### What the exercise asks
Copy the records word for word. Pictures do not go in.

### Collected data
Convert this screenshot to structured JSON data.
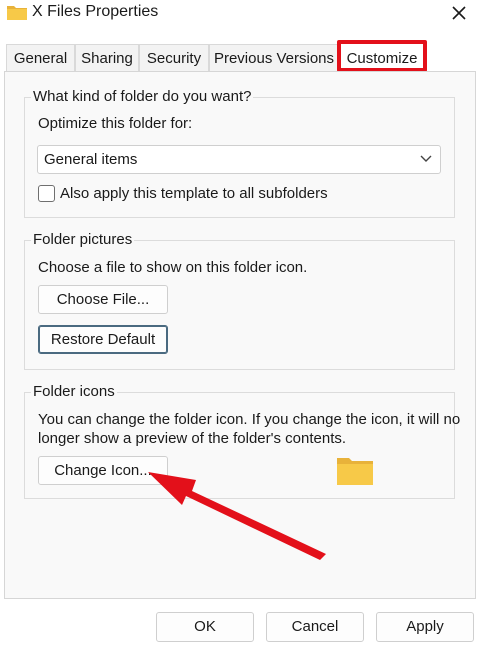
{
  "window": {
    "title": "X Files Properties"
  },
  "tabs": [
    {
      "label": "General"
    },
    {
      "label": "Sharing"
    },
    {
      "label": "Security"
    },
    {
      "label": "Previous Versions"
    },
    {
      "label": "Customize"
    }
  ],
  "folder_type": {
    "group_label": "What kind of folder do you want?",
    "optimize_label": "Optimize this folder for:",
    "selected": "General items",
    "checkbox_label": "Also apply this template to all subfolders",
    "checkbox_checked": false
  },
  "folder_pictures": {
    "group_label": "Folder pictures",
    "description": "Choose a file to show on this folder icon.",
    "choose_file_button": "Choose File...",
    "restore_default_button": "Restore Default"
  },
  "folder_icons": {
    "group_label": "Folder icons",
    "description_line1": "You can change the folder icon. If you change the icon, it will no",
    "description_line2": "longer show a preview of the folder's contents.",
    "change_icon_button": "Change Icon..."
  },
  "footer": {
    "ok": "OK",
    "cancel": "Cancel",
    "apply": "Apply"
  },
  "colors": {
    "highlight": "#e3101a",
    "folder": "#f7c948"
  }
}
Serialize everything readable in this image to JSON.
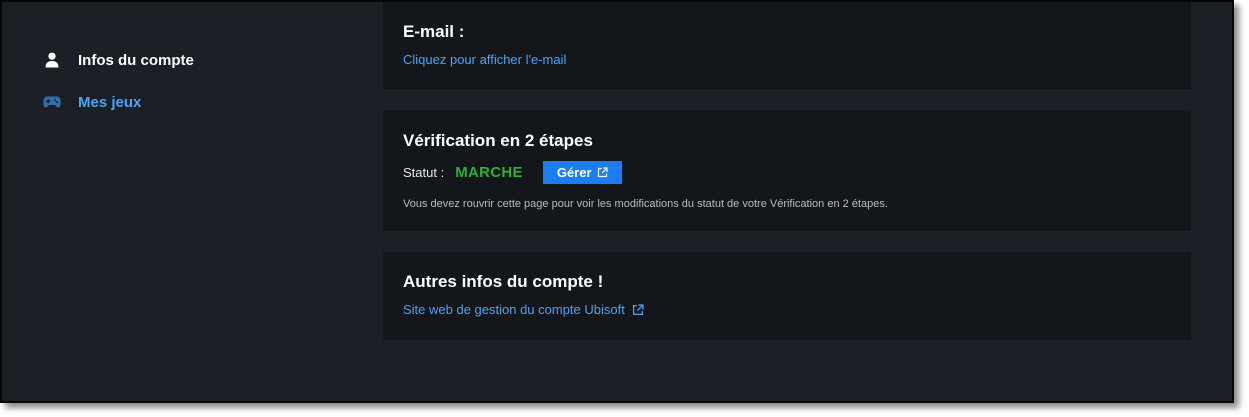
{
  "sidebar": {
    "items": [
      {
        "label": "Infos du compte",
        "icon": "user-icon",
        "active": true
      },
      {
        "label": "Mes jeux",
        "icon": "gamepad-icon",
        "active": false
      }
    ]
  },
  "email": {
    "title": "E-mail :",
    "show_link": "Cliquez pour afficher l'e-mail"
  },
  "two_factor": {
    "title": "Vérification en 2 étapes",
    "status_label": "Statut :",
    "status_value": "MARCHE",
    "manage_label": "Gérer",
    "note": "Vous devez rouvrir cette page pour voir les modifications du statut de votre Vérification en 2 étapes."
  },
  "other": {
    "title": "Autres infos du compte !",
    "link": "Site web de gestion du compte Ubisoft"
  },
  "colors": {
    "background": "#1b1f26",
    "card": "#13161b",
    "accent": "#4aa3f7",
    "button": "#1a7ef2",
    "status_on": "#2bb135"
  }
}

### Answer space
Convert this screenshot to structured JSON data.
{
  "window": {
    "title": "X Files Properties"
  },
  "tabs": [
    {
      "label": "General"
    },
    {
      "label": "Sharing"
    },
    {
      "label": "Security"
    },
    {
      "label": "Previous Versions"
    },
    {
      "label": "Customize"
    }
  ],
  "folder_type": {
    "group_label": "What kind of folder do you want?",
    "optimize_label": "Optimize this folder for:",
    "selected": "General items",
    "checkbox_label": "Also apply this template to all subfolders",
    "checkbox_checked": false
  },
  "folder_pictures": {
    "group_label": "Folder pictures",
    "description": "Choose a file to show on this folder icon.",
    "choose_file_button": "Choose File...",
    "restore_default_button": "Restore Default"
  },
  "folder_icons": {
    "group_label": "Folder icons",
    "description_line1": "You can change the folder icon. If you change the icon, it will no",
    "description_line2": "longer show a preview of the folder's contents.",
    "change_icon_button": "Change Icon..."
  },
  "footer": {
    "ok": "OK",
    "cancel": "Cancel",
    "apply": "Apply"
  },
  "colors": {
    "highlight": "#e3101a",
    "folder": "#f7c948"
  }
}
Serialize everything readable in this image to JSON.
{
  "sidebar": {
    "items": [
      {
        "label": "Infos du compte",
        "icon": "user-icon",
        "active": true
      },
      {
        "label": "Mes jeux",
        "icon": "gamepad-icon",
        "active": false
      }
    ]
  },
  "email": {
    "title": "E-mail :",
    "show_link": "Cliquez pour afficher l'e-mail"
  },
  "two_factor": {
    "title": "Vérification en 2 étapes",
    "status_label": "Statut :",
    "status_value": "MARCHE",
    "manage_label": "Gérer",
    "note": "Vous devez rouvrir cette page pour voir les modifications du statut de votre Vérification en 2 étapes."
  },
  "other": {
    "title": "Autres infos du compte !",
    "link": "Site web de gestion du compte Ubisoft"
  },
  "colors": {
    "background": "#1b1f26",
    "card": "#13161b",
    "accent": "#4aa3f7",
    "button": "#1a7ef2",
    "status_on": "#2bb135"
  }
}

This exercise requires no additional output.